1 year after Beirut explosion, Lebanon’s recovery still vague amid crisis
YEREVAN, AUGUST 4, ARMENPRESS. 1 year since the devastating Beirut explosion, the circumstances of the blast aren’t yet revealed, the investigation is still ongoing and the financial, economic and political problems of Lebanon still remain unresolved.
The 2020 August 4 blast took place when over 2700 tones of ammonium nitrate exploded at the Port of Beirut, sending massive shockwaves through the Lebanese capital and causing more than 210 deaths and 7500 injuries and around 15 billion dollars in property damages. An estimated 300,000 people were left homeless.
Speaking about the current situation in Lebanon, the Beirut-based Aztag Daily’s editor-in-chief Shahan Kantaharian told ARMENPRESS that all of the above-mentioned have caused civil disobediences and protests in the country. In such conditions, the crisis is only exacerbated by the problems in virtually all sectors – banking, finance, petroleum, medication.

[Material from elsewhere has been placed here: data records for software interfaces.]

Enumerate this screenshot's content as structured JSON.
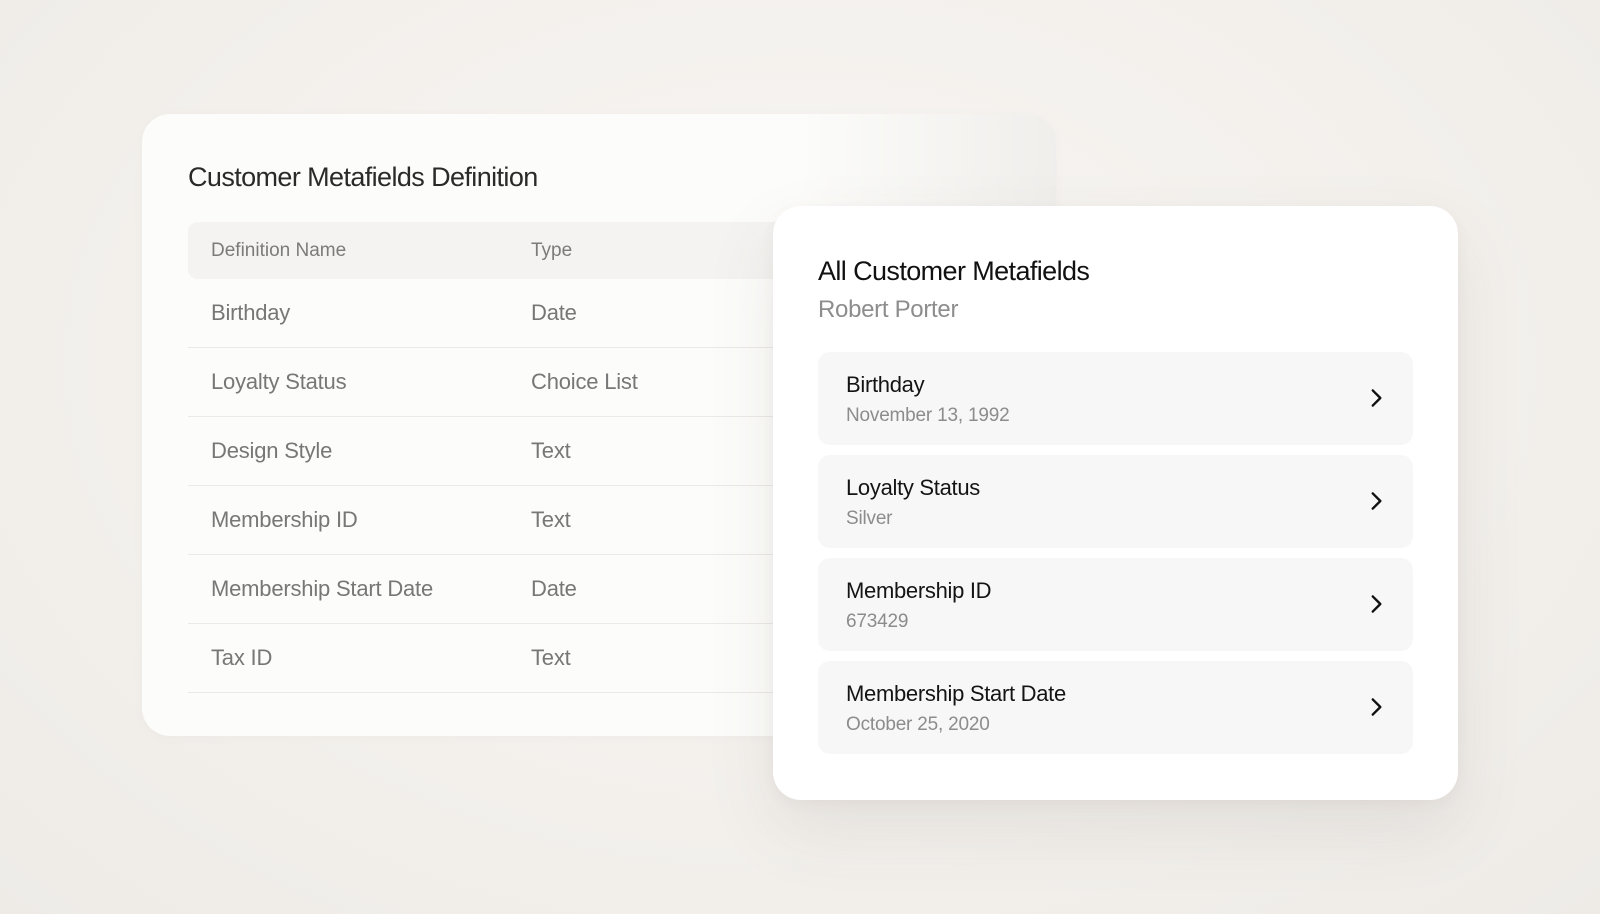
{
  "definitions_card": {
    "title": "Customer Metafields Definition",
    "columns": [
      "Definition Name",
      "Type"
    ],
    "rows": [
      {
        "name": "Birthday",
        "type": "Date"
      },
      {
        "name": "Loyalty Status",
        "type": "Choice List"
      },
      {
        "name": "Design Style",
        "type": "Text"
      },
      {
        "name": "Membership ID",
        "type": "Text"
      },
      {
        "name": "Membership Start Date",
        "type": "Date"
      },
      {
        "name": "Tax ID",
        "type": "Text"
      }
    ]
  },
  "values_card": {
    "title": "All Customer Metafields",
    "customer_name": "Robert Porter",
    "items": [
      {
        "label": "Birthday",
        "value": "November 13, 1992",
        "icon": "chevron-right-icon"
      },
      {
        "label": "Loyalty Status",
        "value": "Silver",
        "icon": "chevron-right-icon"
      },
      {
        "label": "Membership ID",
        "value": "673429",
        "icon": "chevron-right-icon"
      },
      {
        "label": "Membership Start Date",
        "value": "October 25, 2020",
        "icon": "chevron-right-icon"
      }
    ]
  },
  "colors": {
    "background": "#f3f0ec",
    "card": "#ffffff",
    "muted_text": "#8c8c8c",
    "strong_text": "#141414"
  }
}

“It’s very serious especially in terms of social-economic issues, the Lebanese pound countries to drop, there is an inflation, and this is described as a financial-economic blockade of Lebanon, where the international community is making demands – transparency, accountability of those guilty for the explosion, independent justice. Now, the people and some organizations have started to demand during demonstrations that all public officials get stripped from immunity so that the trials proceed and people are summoned as witnesses or defendants. In other words, the people are demanding independent and fair trials. But on one hand the investigation of the blast hasn’t been completed yet, there are no targeted accusations, on the other hand there is a very difficult financial and economic situation,” Kantaharian said.
Kantaharian says there is uncertainty in the political arena too. Najib Mikati succeeded Saad Hariri in the premiership, but hasn’t yet formed a government.
“Although some statements try to create some optimism, but the government’s composition isn’t yet visible. And in a situation like this the absence of a government creates an additional crisis.”
Speaking about the Armenian community, Kantaharian said the Lebanese-Armenians bear all serious consequences which the Lebanese society is bearing because the community is a part of it. The only difference, according to Kantaharian, is that during the difficult days of crisis the Lebanese-Armenian community received the support and aid from the Diaspora, the Republic of Armenia and Artsakh, as well as countrymen from Armenia.
He praised the pan-Armenian network for swiftly organizing the fundraisers and sending aid, including moral support. “This is an important circumstance which should be focused on,” he said.
Although some in the Armenian community are thinking about leaving Lebanon to live somewhere else, there are many who in this context want to be repatriated and return to Armenia. There is no mass exodus, he said, but noted that naturally there are those who prefer to come to Armenia. “The Lebanese airlines fly to Yerevan three times a week, and these flights are actively working, even in these conditions the people’s connection with Armenia has become more active.”
Reporting by Aram Sargsyan
Editing and Translating by Stepan Kocharyan